The General calls his fortress Castillo de Luna, Fortress on the Moon. (The landscape is decidedly moon-like.)
Outnumbered seventy-to-two, Yakima and Colter decide that the only way they have a shot of getting the gold, the weapons, and the girl is to join Yeats’s ranks and destroy his army from within. Only, the odds get even steeper when they discover that young Alexandra has no desire to be freed from her captors. In fact, she hadn’t been “captured” at all. She’d gone willingly with the General’s gang. She intends to marry General Yates despite his being nearly as old as her father--she’s intoxicated by money, power, and marijuana--and live as his queen once they’ve wrestled Sonora away from the Mexican Army.
But when the lusty, ravishing girl falls in love with Yakima and tries to convince the powerful, gun-handy half-breed to double-cross the General, so she and he can rule Sonora together, a chinking in the General’s army reveals itself. And it’s one that Yakima and Colter decide to exploit most thoroughly...with the help of a Gatling gun and several hundred pounds of dynamite.
In the end, Castillo de Luna a smoking ruin behind them, Yakima and Colter head back north to Don de la Paz with the guns, the gold, and the girl tied to her saddle and cursing like a hard-rock miner.

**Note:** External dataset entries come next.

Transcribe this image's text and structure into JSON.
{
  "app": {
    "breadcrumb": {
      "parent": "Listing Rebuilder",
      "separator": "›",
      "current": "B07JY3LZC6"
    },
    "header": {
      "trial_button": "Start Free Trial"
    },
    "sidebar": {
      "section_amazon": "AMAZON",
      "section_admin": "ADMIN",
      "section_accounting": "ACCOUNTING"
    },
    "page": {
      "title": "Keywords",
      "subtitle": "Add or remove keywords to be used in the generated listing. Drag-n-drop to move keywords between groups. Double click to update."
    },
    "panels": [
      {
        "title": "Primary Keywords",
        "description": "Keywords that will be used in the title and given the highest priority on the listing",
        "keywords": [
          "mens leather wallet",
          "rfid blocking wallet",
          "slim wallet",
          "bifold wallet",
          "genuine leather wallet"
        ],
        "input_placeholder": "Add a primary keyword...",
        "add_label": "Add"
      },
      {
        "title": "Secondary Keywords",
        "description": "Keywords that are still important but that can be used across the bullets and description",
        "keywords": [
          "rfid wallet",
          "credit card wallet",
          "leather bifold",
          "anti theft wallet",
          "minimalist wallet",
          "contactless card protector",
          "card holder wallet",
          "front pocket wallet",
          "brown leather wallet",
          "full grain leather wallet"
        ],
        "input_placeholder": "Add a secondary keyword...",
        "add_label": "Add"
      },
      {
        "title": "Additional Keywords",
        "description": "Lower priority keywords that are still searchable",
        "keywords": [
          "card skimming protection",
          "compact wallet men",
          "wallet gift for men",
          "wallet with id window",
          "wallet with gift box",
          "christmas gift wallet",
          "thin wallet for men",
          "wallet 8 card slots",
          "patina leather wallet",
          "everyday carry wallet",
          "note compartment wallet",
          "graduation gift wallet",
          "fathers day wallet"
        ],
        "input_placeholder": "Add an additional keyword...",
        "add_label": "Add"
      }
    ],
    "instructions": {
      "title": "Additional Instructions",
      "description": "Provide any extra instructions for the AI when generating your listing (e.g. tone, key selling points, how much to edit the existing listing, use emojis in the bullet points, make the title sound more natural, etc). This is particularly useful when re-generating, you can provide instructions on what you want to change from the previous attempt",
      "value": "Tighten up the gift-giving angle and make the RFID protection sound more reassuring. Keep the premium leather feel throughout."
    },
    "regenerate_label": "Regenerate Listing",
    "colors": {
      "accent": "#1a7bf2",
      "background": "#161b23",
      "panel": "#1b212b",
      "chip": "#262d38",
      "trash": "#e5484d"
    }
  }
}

Blood on the Border, like all of my other seventy-plus novels, will be kick-ass action from front to back, with a gripping, unrelenting pace and characters that vault right off the page!
Who Is Frank Leslie?
Peter Brandvold has penned over 70 fast-action westerns under his own name and his penname, Frank Leslie. He is the author of the ever-popular .45-Caliber books featuring Cuno Massey as well as the Lou Prophet and Yakima Henry novels. Recently, Berkley published his horror/western, Dust of the Damned, featuring ghoul-hunter Uriah Zane. Head honcho at “Mean Pete Publishing,” publisher of harrowing western ebooks, he lives in Colorado. Visit his website at www.peterbrandvold.com. Follow his blog at: www.peterbrandvold.blogspot.com.